Our Investment Director Neil decided to push off a few meetings to fly to Kunming to meet with that bubble tea chain company founder on Saturday, and we signed our term sheet with that company seven days later.

Now you understand why most people who are still working in the VC industry are not research driven: it may be difficult for a research driven person to take the time to read those 10 WeChat messages carefully, and as a result, they will miss potential opportunities.

As an example, I will elaborate on our fourth research framework.

Our investment director, like his peers, is always in the work with complicated information. But he can still spare time to do research and make reasonable decisions based on the results. The reason is that we have a series of disciplines that can be implemented, prompting him to insist on using System 2 to think rationally under complex conditions.

For example, it’s important to think positively and negatively to see both the upside surprises and the downside risks. But it’s hard. It’s especially hard to do both at the same time. At XVC, we don’t set KPIs for the investment team members. However, I do reviews with each of them semiannually. The first item we go through is usually this: What unique contribution have you made to help XVC identify large opportunities and help the team improve its ability to understand those opportunities?

On the other hand, deal passion can cause problems too. I’ve had the experience of developing such a strong passion for an opportunity that it blinded me to seeing some obvious negative signals. To help our deal leaders manage their deal passion, we have designed a set of processes.

We have designed a checklist to help us make decisions. This checklist reminds us to calculate the TAM, score the PMF, score the barriers to entry, score the founder’s decision-making and organization development skills, and put down a confidence score with each score. In this way, we are forced to review the information we have and make sure that our judgment is fact-driven.

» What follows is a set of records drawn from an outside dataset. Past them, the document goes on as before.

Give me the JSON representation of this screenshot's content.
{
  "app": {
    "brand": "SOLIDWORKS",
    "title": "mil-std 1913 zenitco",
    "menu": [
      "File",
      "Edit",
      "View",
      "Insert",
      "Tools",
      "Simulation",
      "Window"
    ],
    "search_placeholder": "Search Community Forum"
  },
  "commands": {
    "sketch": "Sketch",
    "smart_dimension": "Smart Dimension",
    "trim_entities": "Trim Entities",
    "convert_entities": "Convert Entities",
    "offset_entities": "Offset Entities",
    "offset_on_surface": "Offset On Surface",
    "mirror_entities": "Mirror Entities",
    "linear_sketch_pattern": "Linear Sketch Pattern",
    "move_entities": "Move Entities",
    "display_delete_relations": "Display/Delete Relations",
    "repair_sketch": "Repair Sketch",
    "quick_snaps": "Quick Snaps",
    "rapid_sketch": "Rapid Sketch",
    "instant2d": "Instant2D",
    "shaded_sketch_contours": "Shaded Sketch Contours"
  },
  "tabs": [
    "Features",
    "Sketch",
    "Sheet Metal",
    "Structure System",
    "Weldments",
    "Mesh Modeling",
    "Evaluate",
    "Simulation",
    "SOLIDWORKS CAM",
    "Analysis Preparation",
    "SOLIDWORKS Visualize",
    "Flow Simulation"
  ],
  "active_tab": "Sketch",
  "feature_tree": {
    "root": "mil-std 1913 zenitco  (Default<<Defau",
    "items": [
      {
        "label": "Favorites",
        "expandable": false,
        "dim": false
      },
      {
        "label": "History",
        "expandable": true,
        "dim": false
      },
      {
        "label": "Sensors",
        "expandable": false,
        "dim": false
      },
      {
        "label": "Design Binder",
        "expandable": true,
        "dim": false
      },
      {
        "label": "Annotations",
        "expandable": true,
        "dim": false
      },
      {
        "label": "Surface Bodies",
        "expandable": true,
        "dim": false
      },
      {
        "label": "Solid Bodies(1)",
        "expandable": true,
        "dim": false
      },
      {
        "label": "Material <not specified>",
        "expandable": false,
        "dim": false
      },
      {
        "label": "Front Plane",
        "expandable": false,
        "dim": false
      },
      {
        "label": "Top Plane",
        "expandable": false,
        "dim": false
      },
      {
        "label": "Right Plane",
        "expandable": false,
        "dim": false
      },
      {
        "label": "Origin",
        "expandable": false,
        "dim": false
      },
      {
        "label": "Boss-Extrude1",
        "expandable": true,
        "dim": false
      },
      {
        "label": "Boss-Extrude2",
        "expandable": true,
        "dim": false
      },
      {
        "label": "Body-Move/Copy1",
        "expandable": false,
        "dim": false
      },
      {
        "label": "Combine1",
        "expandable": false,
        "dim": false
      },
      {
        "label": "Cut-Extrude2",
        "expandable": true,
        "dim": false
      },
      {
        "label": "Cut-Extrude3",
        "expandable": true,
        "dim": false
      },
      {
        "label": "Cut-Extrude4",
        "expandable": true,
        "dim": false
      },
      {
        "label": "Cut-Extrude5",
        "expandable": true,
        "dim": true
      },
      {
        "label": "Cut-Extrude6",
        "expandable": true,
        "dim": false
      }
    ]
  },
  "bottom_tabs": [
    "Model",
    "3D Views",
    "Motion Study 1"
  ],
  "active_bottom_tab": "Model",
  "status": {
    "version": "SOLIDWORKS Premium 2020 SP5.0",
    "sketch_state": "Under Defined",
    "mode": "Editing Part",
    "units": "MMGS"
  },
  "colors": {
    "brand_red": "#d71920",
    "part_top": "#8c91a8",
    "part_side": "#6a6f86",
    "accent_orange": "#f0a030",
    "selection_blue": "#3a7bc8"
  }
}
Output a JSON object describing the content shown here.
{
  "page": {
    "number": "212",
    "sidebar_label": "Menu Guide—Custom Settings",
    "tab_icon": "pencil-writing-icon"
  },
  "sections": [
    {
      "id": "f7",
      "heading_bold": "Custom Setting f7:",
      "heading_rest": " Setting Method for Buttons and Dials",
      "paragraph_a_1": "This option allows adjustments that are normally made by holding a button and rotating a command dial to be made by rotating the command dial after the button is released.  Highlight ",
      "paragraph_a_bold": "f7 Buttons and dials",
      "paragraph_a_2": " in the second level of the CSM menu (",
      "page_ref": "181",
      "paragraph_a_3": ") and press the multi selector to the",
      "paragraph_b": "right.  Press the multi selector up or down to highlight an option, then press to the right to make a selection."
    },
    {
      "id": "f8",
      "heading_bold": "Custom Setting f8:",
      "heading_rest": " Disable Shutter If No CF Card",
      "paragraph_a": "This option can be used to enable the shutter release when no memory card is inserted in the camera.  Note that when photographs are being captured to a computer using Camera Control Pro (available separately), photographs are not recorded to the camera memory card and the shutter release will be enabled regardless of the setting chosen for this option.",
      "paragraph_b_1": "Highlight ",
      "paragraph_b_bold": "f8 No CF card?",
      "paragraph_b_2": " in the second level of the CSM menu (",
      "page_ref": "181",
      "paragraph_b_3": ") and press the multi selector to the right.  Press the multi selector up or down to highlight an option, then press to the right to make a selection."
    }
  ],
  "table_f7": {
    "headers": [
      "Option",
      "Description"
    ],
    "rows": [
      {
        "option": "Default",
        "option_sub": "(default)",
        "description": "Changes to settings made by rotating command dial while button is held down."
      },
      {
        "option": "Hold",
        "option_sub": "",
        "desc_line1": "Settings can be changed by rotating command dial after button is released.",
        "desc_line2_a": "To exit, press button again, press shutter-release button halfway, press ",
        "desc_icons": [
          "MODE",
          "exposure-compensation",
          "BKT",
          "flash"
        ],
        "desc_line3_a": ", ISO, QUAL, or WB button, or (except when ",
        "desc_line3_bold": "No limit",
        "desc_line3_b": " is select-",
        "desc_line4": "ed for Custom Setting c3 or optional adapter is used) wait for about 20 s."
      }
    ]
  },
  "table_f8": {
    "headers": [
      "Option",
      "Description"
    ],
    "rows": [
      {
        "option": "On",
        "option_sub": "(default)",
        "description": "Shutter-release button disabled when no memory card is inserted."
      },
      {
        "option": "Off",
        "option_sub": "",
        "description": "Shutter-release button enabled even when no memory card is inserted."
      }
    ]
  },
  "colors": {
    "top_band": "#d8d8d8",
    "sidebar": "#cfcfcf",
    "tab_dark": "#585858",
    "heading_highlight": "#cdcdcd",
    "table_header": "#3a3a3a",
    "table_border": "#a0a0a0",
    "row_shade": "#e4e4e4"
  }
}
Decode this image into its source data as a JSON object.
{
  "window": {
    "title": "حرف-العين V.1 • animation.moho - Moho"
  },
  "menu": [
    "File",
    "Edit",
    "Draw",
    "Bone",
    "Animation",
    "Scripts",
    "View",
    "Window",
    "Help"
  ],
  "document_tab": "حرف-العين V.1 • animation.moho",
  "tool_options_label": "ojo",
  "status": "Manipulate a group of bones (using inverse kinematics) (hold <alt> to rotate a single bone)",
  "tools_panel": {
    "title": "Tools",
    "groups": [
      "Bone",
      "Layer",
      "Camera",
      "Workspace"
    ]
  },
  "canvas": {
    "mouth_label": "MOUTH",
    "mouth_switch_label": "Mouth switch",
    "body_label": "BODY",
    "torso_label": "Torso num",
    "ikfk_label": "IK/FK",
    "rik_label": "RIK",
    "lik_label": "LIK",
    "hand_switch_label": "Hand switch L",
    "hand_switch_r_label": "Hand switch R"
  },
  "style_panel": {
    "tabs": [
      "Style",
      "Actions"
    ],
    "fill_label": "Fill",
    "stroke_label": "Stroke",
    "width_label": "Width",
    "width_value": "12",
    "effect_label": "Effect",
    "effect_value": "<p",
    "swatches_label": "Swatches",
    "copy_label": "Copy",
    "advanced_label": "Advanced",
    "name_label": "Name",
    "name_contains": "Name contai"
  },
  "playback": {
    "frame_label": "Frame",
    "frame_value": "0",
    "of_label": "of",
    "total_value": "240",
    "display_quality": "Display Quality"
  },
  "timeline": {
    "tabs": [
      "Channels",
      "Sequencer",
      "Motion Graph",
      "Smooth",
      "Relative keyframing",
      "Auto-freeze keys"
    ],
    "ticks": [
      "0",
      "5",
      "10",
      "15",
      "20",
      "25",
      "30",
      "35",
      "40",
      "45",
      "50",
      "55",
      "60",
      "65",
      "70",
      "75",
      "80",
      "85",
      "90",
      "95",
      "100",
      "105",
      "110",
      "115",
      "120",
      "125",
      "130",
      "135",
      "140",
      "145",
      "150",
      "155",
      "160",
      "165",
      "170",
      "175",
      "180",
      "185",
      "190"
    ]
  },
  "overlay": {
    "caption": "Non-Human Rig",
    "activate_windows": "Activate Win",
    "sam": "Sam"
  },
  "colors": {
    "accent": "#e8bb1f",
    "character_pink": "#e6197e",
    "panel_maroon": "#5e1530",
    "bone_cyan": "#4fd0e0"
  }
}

In addition to this, we’ve tried to build an environment where we can truly engage in independent thinking. As I mentioned before, we never discuss or debate deals in our weekly meetings. We use one-on-one meetings for discussion and debate so that each of us is asked some tough questions so that we return to an open-minded status to challenge ourselves. Furthermore, we encourage each participant in the deal to make their own investment decisions, independently, alone, not even in a one-on-one meeting.

This is the process that we’ve designed. We built the culture and used such tools and processes to make sure that System 2 is always in the dominant position throughout our opportunity-searching, research, and decision-making processes. This is the process that we’ve designed. We built the culture and used such tools and processes to make sure that System 2 is always in the dominant position throughout our opportunity searching, research, and decision-making processes.

These strategies and approaches to VC investing seem to be working against human nature and our intuition. However, we have to recognize that it takes a lot of hard work and sometimes a bit of luck to be a good investor. We also need to recognize that none of us are perfect. We all have our flaws and weaknesses. These strategies and approaches allow us to have extra patience in this competitive industry and in these fast-changing times so that we can get the better of our own flaws, weaknesses, motivations, and emotions.

Despite all the changes in the market environment, we believe that our approach can make friends with time. We just need to keep thinking hard, working hard, and keep doing what we are doing. And thanks to you, we have been able to build the XVC organization, build the XVC brand, and to meet and work with great entrepreneurs to build great companies. We have chosen to do our job in a hard way, but we enjoy doing so because we are entrepreneurs who happen to be venture capitalists.

Thank you again for supporting us. We look forward to a long-term and rewarding partnership.

Best wishes,

Boyu, on behalf of the XVC team